§ **Problem to work on**: For each line in the material below that holds "icon", copy that line.

Segment Start: Available data

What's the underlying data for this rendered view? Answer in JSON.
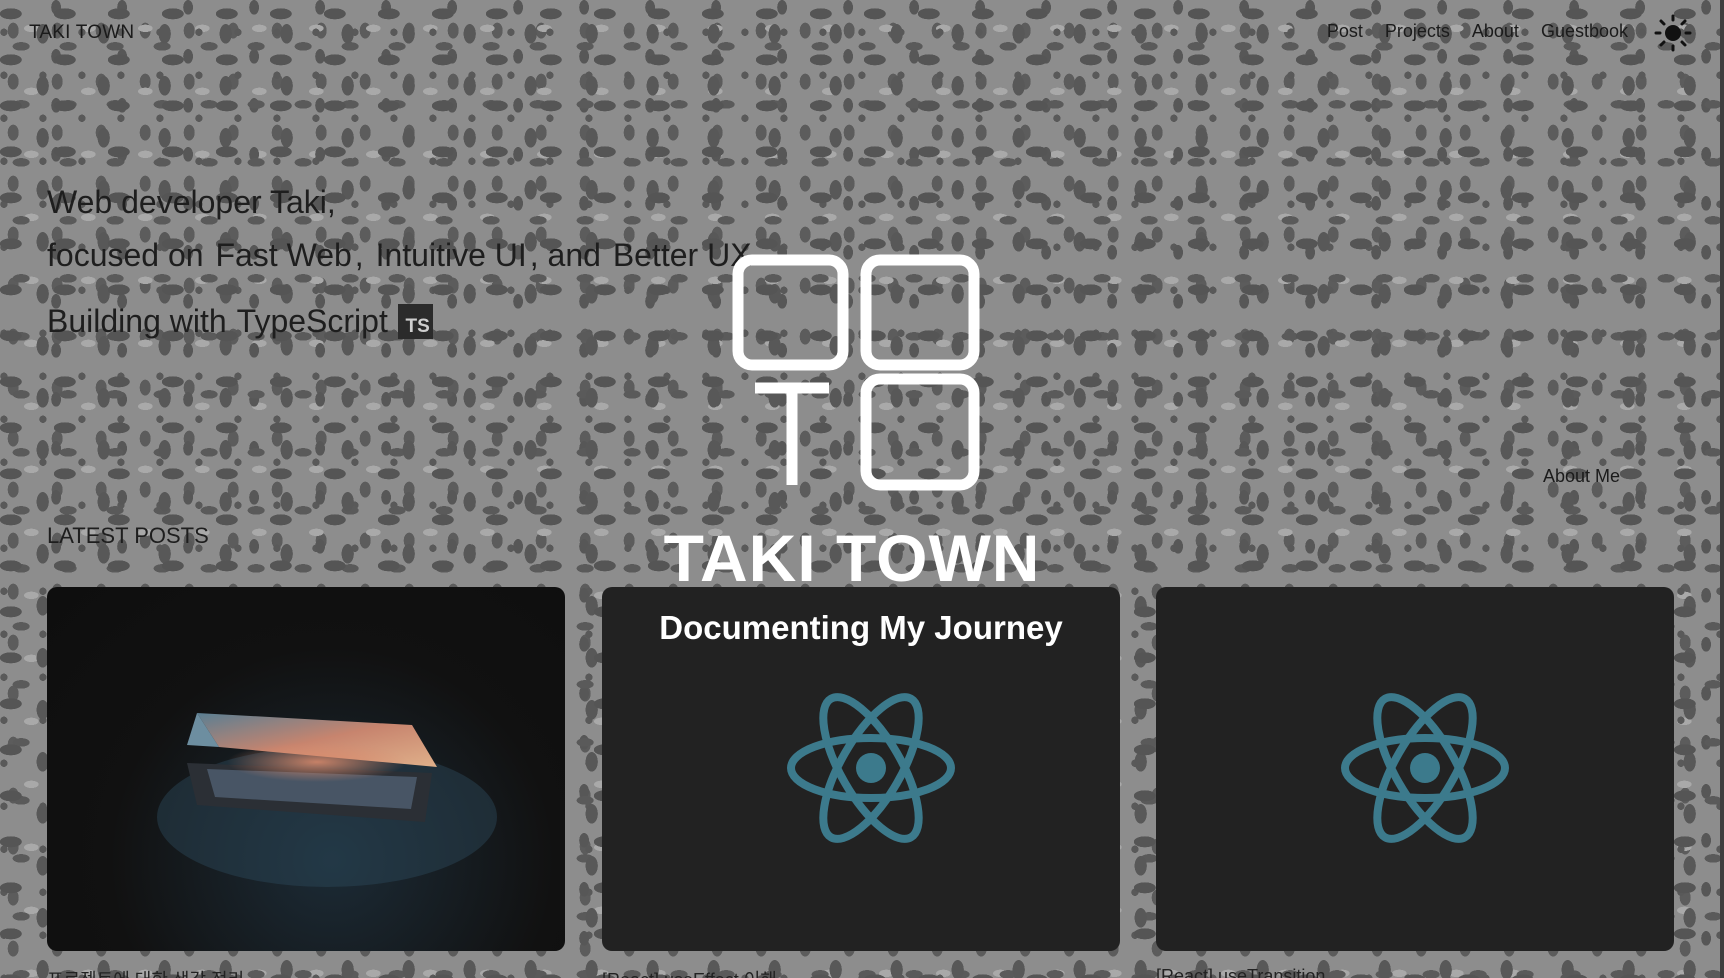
{
  "header": {
    "brand": "TAKI TOWN",
    "nav": [
      "Post",
      "Projects",
      "About",
      "Guestbook"
    ],
    "theme_icon": "sun-icon"
  },
  "intro": {
    "line1": "Web developer Taki,",
    "line2_prefix": "focused on",
    "highlight1": "Fast Web",
    "sep1": ",",
    "highlight2": "Intuitive UI",
    "sep2": ", and",
    "highlight3": "Better UX",
    "line3_prefix": "Building with",
    "line3_tech": "TypeScript",
    "ts_badge": "TS"
  },
  "about_me": "About Me",
  "latest_posts": {
    "heading": "LATEST POSTS",
    "cards": [
      {
        "image": "laptop-photo",
        "title": "",
        "caption": "프로젝트에 대한 생각 정리"
      },
      {
        "image": "react-icon",
        "title": "Documenting My Journey",
        "caption": "[React] useEffect 이해"
      },
      {
        "image": "react-icon",
        "title": "",
        "caption": "[React] useTransition"
      }
    ]
  },
  "overlay_logo": {
    "icon": "taki-town-logo",
    "text": "TAKI TOWN"
  },
  "colors": {
    "react_blue": "#3c7a8c",
    "background": "#8d8d8d",
    "card_dark": "#222222"
  }
}
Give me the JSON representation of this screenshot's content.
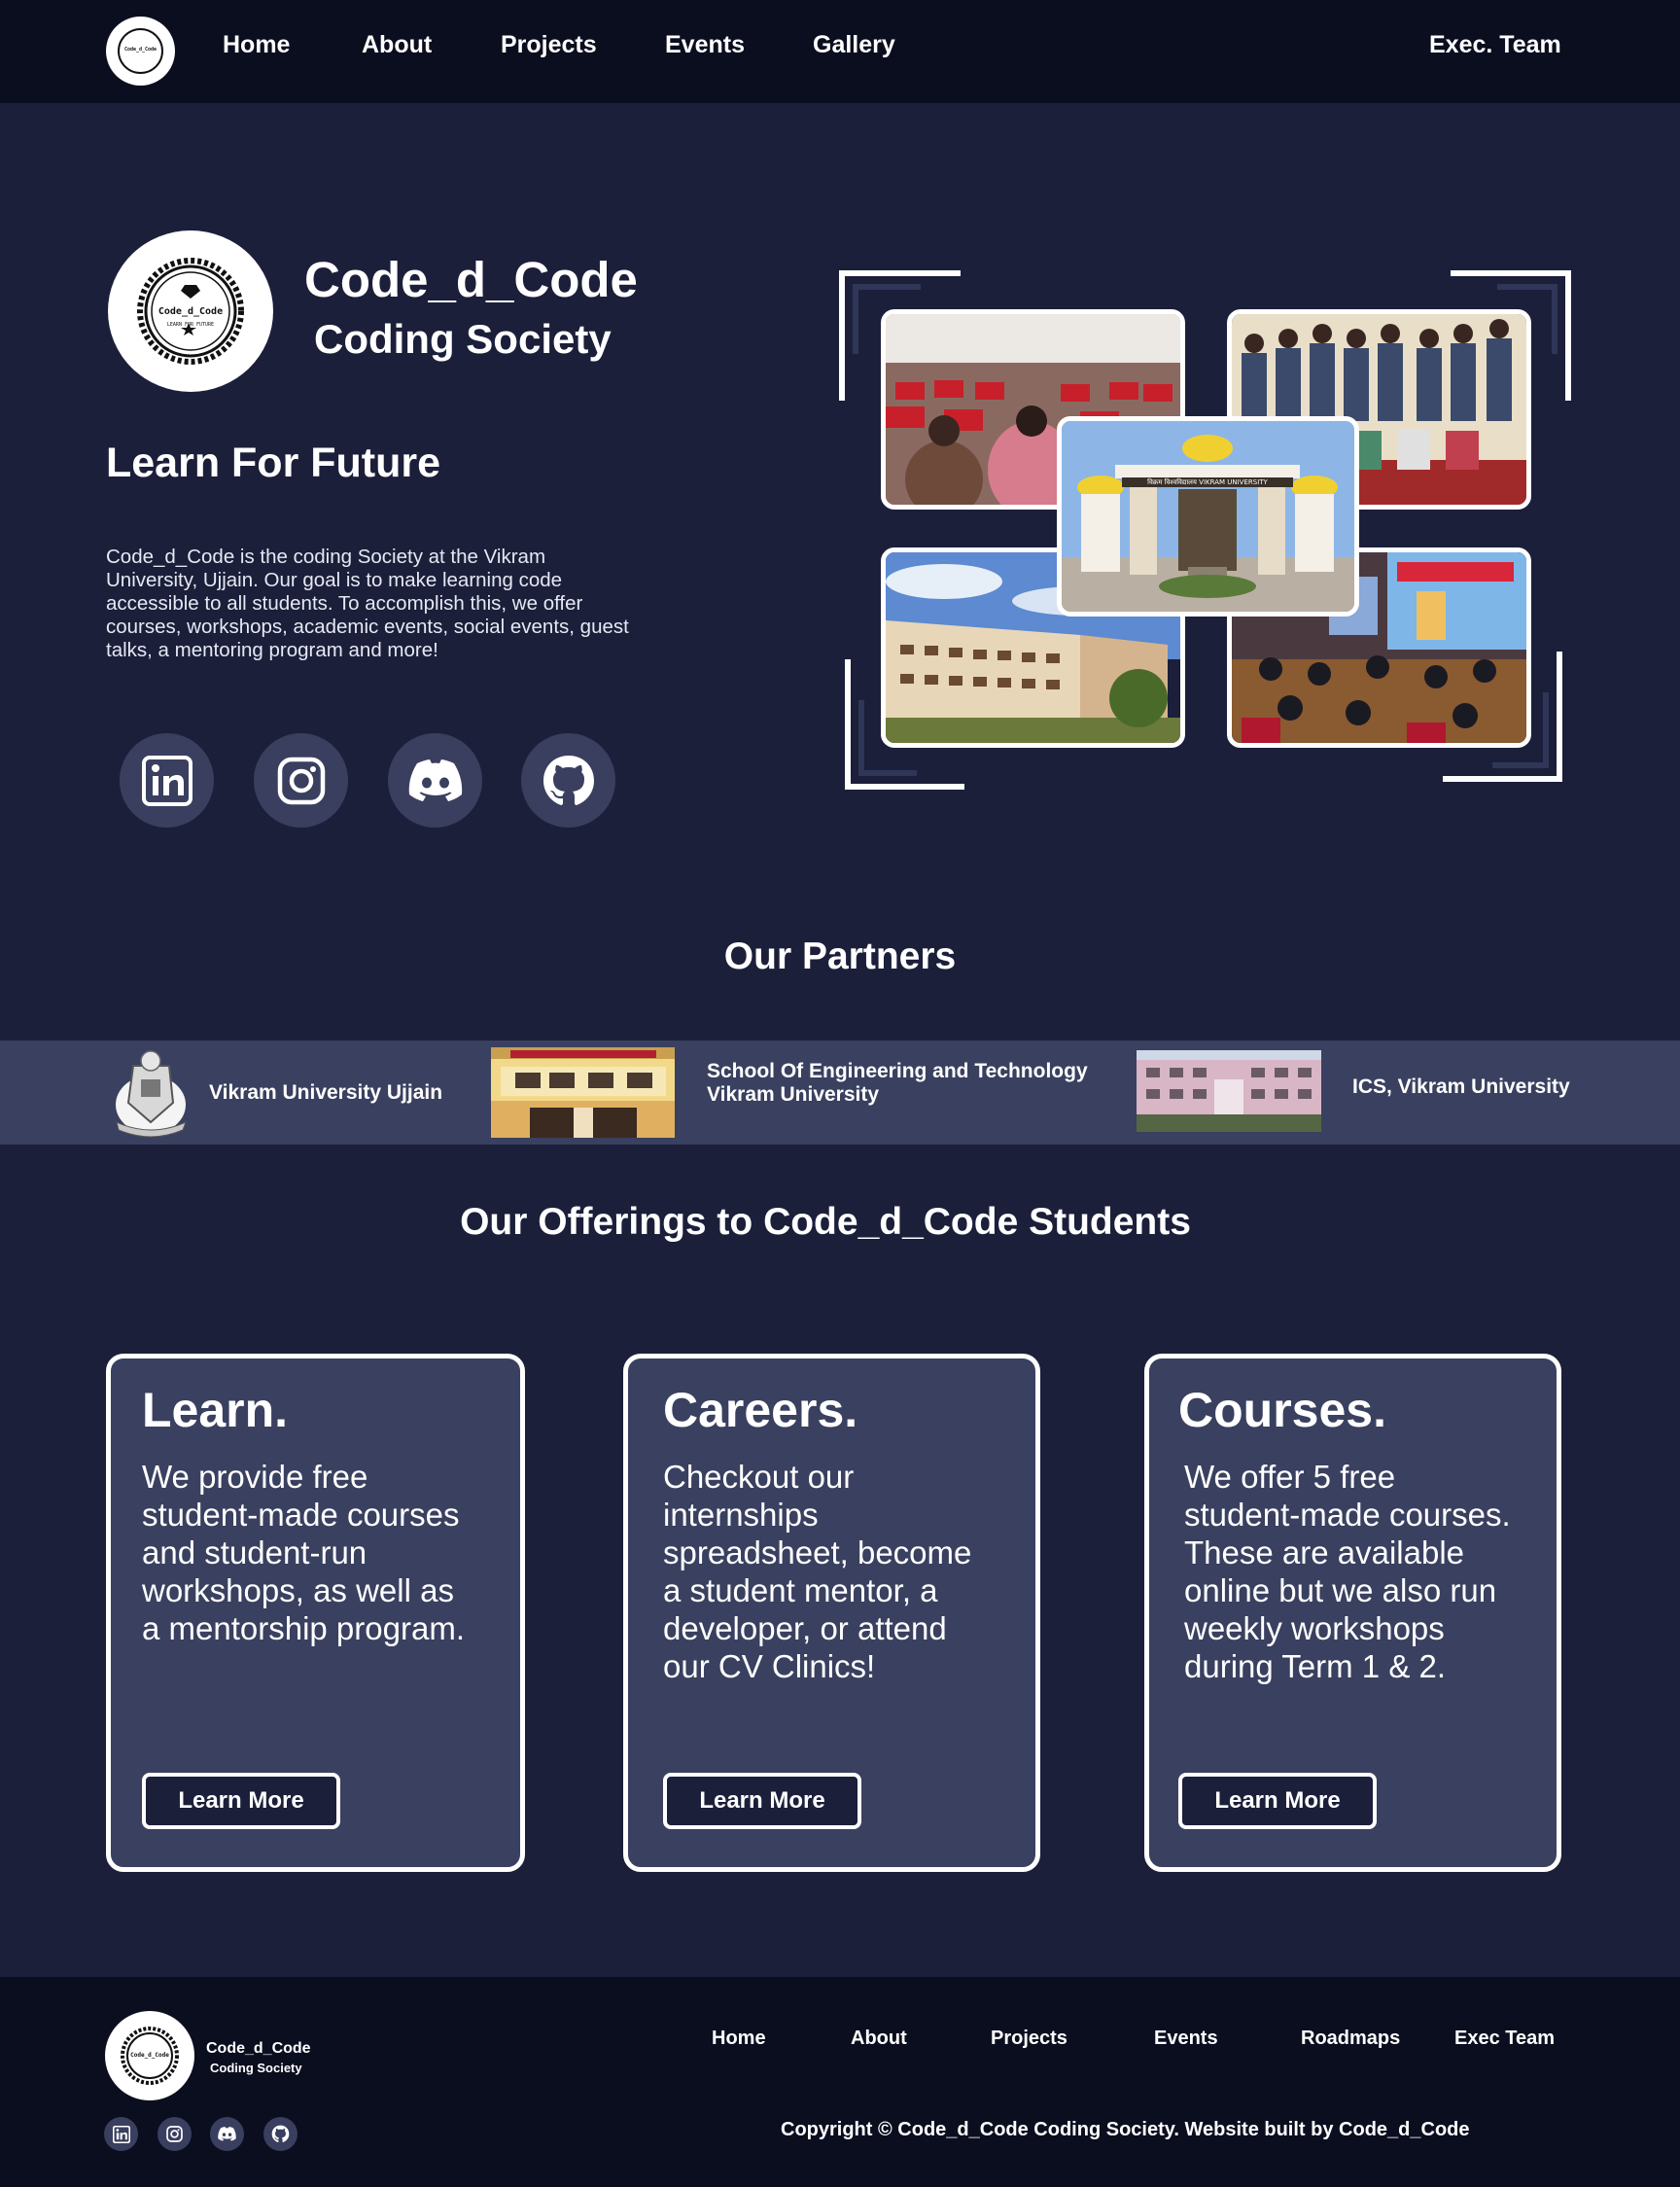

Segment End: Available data

§ **Answer to the exercise**:
    "theme_icon": "sun-icon"
        "image": "react-icon",
        "image": "react-icon",
    "icon": "taki-town-logo",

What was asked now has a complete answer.